Belfast Telegraph

British maternity retailer Seraphine excited by China opportunities

A famed British maternity retailer is set to crack the Chinese market and capitalise on a pending baby boom after the country's Communist government ditched its one child policy earlier this year.

Seraphine boss and founder Cecile Reinaud told the Press Association that her company is now in advanced talks with a regional partner that would help launch its clothing line in the Asian powerhouse.

"We are in advanced discussions so it's looking very promising," she said.

"That market, obviously, is changing very fast. But they key thing is that the second child policy has been passed since January, so people are really expecting a baby boom. So that works well for our industry."

When asked whether she was hoping for favourable post-Brexit trade deal with China as a result, Mr Reinaud said: "Yes, absolutely."

The maternity fashion line - which has been worn by the likes of the Duchess of Cambridge, Anne Hathaway and Angelina Jolie - exports about 70% of its goods to about 100 counties outside of the UK, with the US accounting for around 35% of its revenue, and Europe making up around a third.

But Ms Reinaud said she would not consider relocating her business outside of the UK in order to avoid potential tariffs after Brexit, adding that she benefits from the UK's relatively low corporate tax rate and a less bureaucratic business environment compared to her home country of France.

Profit last grew from £1.5 million to £2 million last year while sales jumped 11% to £15.5 million,

Seraphine is now targeting a further 30% jump in sales for 2017 to £20 million, in light of its international expansion plan and an "aggressive" marketing programme in the US.

The collapse of the pound since the Brexit vote has increased pressure on Seraphine's margins by raising the cost of imports.

But while Ms Reinaud does not expect that Brexit negotiations will result in new tariffs between the UK and EU, the business would likely adapt by hiking prices and focusing on other markets like Asia.

"If it was to happen we would need to raise - a bit - our prices, which is what we do in America.
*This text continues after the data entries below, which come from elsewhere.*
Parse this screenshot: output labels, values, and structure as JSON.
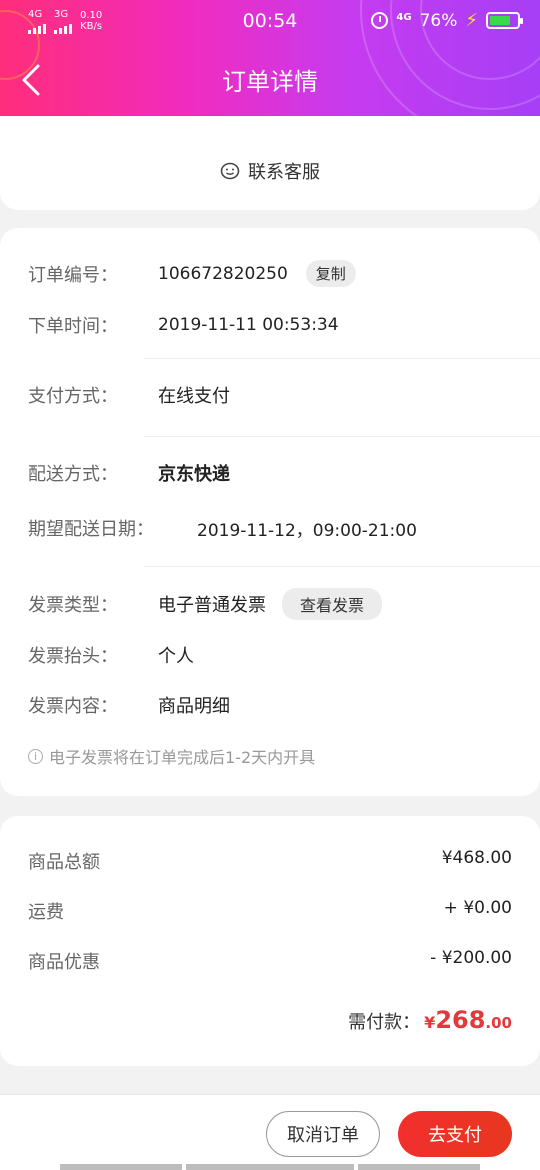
{
  "status_bar": {
    "network1": "4G",
    "network2": "3G",
    "speed_value": "0.10",
    "speed_unit": "KB/s",
    "time": "00:54",
    "net_type": "4G",
    "battery": "76%",
    "battery_level": 0.76
  },
  "header": {
    "title": "订单详情"
  },
  "contact": {
    "label": "联系客服"
  },
  "order": {
    "number_label": "订单编号：",
    "number": "106672820250",
    "copy_label": "复制",
    "time_label": "下单时间：",
    "time": "2019-11-11 00:53:34",
    "payment_label": "支付方式：",
    "payment": "在线支付",
    "delivery_label": "配送方式：",
    "delivery": "京东快递",
    "expected_label": "期望配送日期：",
    "expected": "2019-11-12，09:00-21:00",
    "invoice_type_label": "发票类型：",
    "invoice_type": "电子普通发票",
    "view_invoice_label": "查看发票",
    "invoice_title_label": "发票抬头：",
    "invoice_title": "个人",
    "invoice_content_label": "发票内容：",
    "invoice_content": "商品明细",
    "note": "电子发票将在订单完成后1-2天内开具"
  },
  "fees": {
    "total_label": "商品总额",
    "total": "¥468.00",
    "shipping_label": "运费",
    "shipping": "+ ¥0.00",
    "discount_label": "商品优惠",
    "discount": "- ¥200.00",
    "due_label": "需付款：",
    "due_currency": "¥",
    "due_int": "268",
    "due_dec": ".00"
  },
  "footer": {
    "cancel_label": "取消订单",
    "pay_label": "去支付"
  },
  "colors": {
    "accent": "#e4393c",
    "header_start": "#ff2d7a",
    "header_end": "#a63ff6"
  }
}
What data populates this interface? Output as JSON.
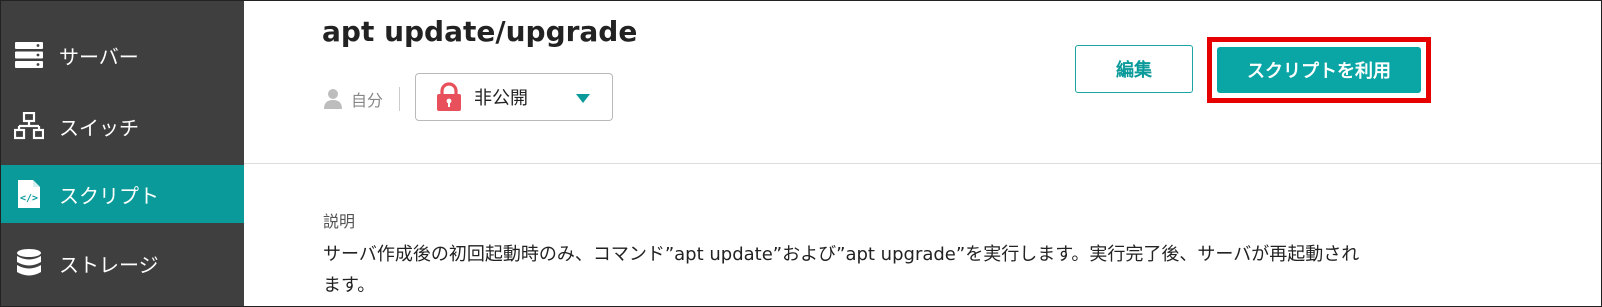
{
  "sidebar": {
    "items": [
      {
        "label": "サーバー",
        "icon": "server-icon",
        "active": false
      },
      {
        "label": "スイッチ",
        "icon": "switch-icon",
        "active": false
      },
      {
        "label": "スクリプト",
        "icon": "script-icon",
        "active": true
      },
      {
        "label": "ストレージ",
        "icon": "storage-icon",
        "active": false
      }
    ],
    "active_color": "#0a9a9a",
    "background": "#3f3f3f"
  },
  "header": {
    "title": "apt update/upgrade",
    "owner": "自分",
    "visibility": {
      "selected": "非公開",
      "icon": "lock-icon"
    },
    "edit_label": "編集",
    "use_label": "スクリプトを利用",
    "accent": "#0aa5a5",
    "highlight_color": "#e60000"
  },
  "description": {
    "label": "説明",
    "text": "サーバ作成後の初回起動時のみ、コマンド”apt update”および”apt upgrade”を実行します。実行完了後、サーバが再起動されます。"
  }
}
"When we trade in America, prices are a bit higher to compensate for the fact that we are paying duty on sending products to the US .... and of course it would probably mean focusing more effort in new territories other than in Europe."

But Ms Reinaud says Seraphine - which has dresses ranging from around £40 to over £250 - provides a price range that will continue to attract customers.

"The reality is that if a product is £4 more - it's the price of a cup of coffee and she's not going to not have a nice dress because it's £4 more. I think we have room for manoeuvring, especially because when it affects the whole industry, everybody brings up their price."

She added: "You always do (lose customers) but I think we have some price elasticity. At the end of the day, we offer a very specific and unique product for a unique moment in the life of a woman."